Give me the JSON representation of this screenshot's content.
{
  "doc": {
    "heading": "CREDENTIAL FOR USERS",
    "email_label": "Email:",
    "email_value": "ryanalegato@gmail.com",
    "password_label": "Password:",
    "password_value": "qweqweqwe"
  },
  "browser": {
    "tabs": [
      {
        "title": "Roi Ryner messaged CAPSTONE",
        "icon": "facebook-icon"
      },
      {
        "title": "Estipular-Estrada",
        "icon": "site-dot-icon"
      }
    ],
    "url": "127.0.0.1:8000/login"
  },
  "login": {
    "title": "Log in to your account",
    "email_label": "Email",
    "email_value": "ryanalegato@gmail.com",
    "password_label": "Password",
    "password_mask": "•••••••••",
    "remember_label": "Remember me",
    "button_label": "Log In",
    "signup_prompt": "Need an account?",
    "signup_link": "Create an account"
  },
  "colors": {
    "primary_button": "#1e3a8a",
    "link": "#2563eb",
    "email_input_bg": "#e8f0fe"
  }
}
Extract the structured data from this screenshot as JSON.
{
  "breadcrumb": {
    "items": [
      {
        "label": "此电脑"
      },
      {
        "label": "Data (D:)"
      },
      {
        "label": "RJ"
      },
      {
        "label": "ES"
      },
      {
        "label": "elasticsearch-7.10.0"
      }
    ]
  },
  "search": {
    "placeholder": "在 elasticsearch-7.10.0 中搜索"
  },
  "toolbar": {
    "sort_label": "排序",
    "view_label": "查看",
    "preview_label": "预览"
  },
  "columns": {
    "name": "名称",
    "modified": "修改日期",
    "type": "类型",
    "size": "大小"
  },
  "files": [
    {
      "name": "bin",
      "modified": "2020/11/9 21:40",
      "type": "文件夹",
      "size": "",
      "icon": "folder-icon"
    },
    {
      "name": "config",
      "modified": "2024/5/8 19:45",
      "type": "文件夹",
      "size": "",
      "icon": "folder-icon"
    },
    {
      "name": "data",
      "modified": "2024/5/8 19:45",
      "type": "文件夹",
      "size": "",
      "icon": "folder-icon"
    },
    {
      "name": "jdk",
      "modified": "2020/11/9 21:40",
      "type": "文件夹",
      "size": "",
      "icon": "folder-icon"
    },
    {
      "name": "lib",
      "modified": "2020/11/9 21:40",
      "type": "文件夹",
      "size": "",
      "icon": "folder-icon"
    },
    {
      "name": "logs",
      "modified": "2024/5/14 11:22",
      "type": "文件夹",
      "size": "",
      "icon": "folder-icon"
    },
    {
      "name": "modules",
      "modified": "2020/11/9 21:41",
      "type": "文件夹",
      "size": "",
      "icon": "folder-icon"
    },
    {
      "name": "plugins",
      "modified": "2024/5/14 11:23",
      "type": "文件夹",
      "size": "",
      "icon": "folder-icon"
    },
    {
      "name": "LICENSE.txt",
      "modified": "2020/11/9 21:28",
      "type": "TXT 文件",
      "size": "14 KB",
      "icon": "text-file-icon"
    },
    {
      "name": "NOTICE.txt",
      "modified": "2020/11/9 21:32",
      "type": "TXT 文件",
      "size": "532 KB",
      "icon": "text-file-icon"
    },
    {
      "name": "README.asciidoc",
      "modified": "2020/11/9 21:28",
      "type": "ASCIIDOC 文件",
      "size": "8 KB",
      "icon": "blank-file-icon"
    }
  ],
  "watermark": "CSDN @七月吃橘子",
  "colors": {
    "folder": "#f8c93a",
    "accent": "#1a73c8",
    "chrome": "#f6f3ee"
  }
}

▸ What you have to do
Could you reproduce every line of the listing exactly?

▸ Reply
Give me the JSON representation of this screenshot's content.
{
  "doc": {
    "heading": "CREDENTIAL FOR USERS",
    "email_label": "Email:",
    "email_value": "ryanalegato@gmail.com",
    "password_label": "Password:",
    "password_value": "qweqweqwe"
  },
  "browser": {
    "tabs": [
      {
        "title": "Roi Ryner messaged CAPSTONE",
        "icon": "facebook-icon"
      },
      {
        "title": "Estipular-Estrada",
        "icon": "site-dot-icon"
      }
    ],
    "url": "127.0.0.1:8000/login"
  },
  "login": {
    "title": "Log in to your account",
    "email_label": "Email",
    "email_value": "ryanalegato@gmail.com",
    "password_label": "Password",
    "password_mask": "•••••••••",
    "remember_label": "Remember me",
    "button_label": "Log In",
    "signup_prompt": "Need an account?",
    "signup_link": "Create an account"
  },
  "colors": {
    "primary_button": "#1e3a8a",
    "link": "#2563eb",
    "email_input_bg": "#e8f0fe"
  }
}
Extract the structured data from this screenshot as JSON.
{
  "breadcrumb": {
    "items": [
      {
        "label": "此电脑"
      },
      {
        "label": "Data (D:)"
      },
      {
        "label": "RJ"
      },
      {
        "label": "ES"
      },
      {
        "label": "elasticsearch-7.10.0"
      }
    ]
  },
  "search": {
    "placeholder": "在 elasticsearch-7.10.0 中搜索"
  },
  "toolbar": {
    "sort_label": "排序",
    "view_label": "查看",
    "preview_label": "预览"
  },
  "columns": {
    "name": "名称",
    "modified": "修改日期",
    "type": "类型",
    "size": "大小"
  },
  "files": [
    {
      "name": "bin",
      "modified": "2020/11/9 21:40",
      "type": "文件夹",
      "size": "",
      "icon": "folder-icon"
    },
    {
      "name": "config",
      "modified": "2024/5/8 19:45",
      "type": "文件夹",
      "size": "",
      "icon": "folder-icon"
    },
    {
      "name": "data",
      "modified": "2024/5/8 19:45",
      "type": "文件夹",
      "size": "",
      "icon": "folder-icon"
    },
    {
      "name": "jdk",
      "modified": "2020/11/9 21:40",
      "type": "文件夹",
      "size": "",
      "icon": "folder-icon"
    },
    {
      "name": "lib",
      "modified": "2020/11/9 21:40",
      "type": "文件夹",
      "size": "",
      "icon": "folder-icon"
    },
    {
      "name": "logs",
      "modified": "2024/5/14 11:22",
      "type": "文件夹",
      "size": "",
      "icon": "folder-icon"
    },
    {
      "name": "modules",
      "modified": "2020/11/9 21:41",
      "type": "文件夹",
      "size": "",
      "icon": "folder-icon"
    },
    {
      "name": "plugins",
      "modified": "2024/5/14 11:23",
      "type": "文件夹",
      "size": "",
      "icon": "folder-icon"
    },
    {
      "name": "LICENSE.txt",
      "modified": "2020/11/9 21:28",
      "type": "TXT 文件",
      "size": "14 KB",
      "icon": "text-file-icon"
    },
    {
      "name": "NOTICE.txt",
      "modified": "2020/11/9 21:32",
      "type": "TXT 文件",
      "size": "532 KB",
      "icon": "text-file-icon"
    },
    {
      "name": "README.asciidoc",
      "modified": "2020/11/9 21:28",
      "type": "ASCIIDOC 文件",
      "size": "8 KB",
      "icon": "blank-file-icon"
    }
  ],
  "watermark": "CSDN @七月吃橘子",
  "colors": {
    "folder": "#f8c93a",
    "accent": "#1a73c8",
    "chrome": "#f6f3ee"
  }
}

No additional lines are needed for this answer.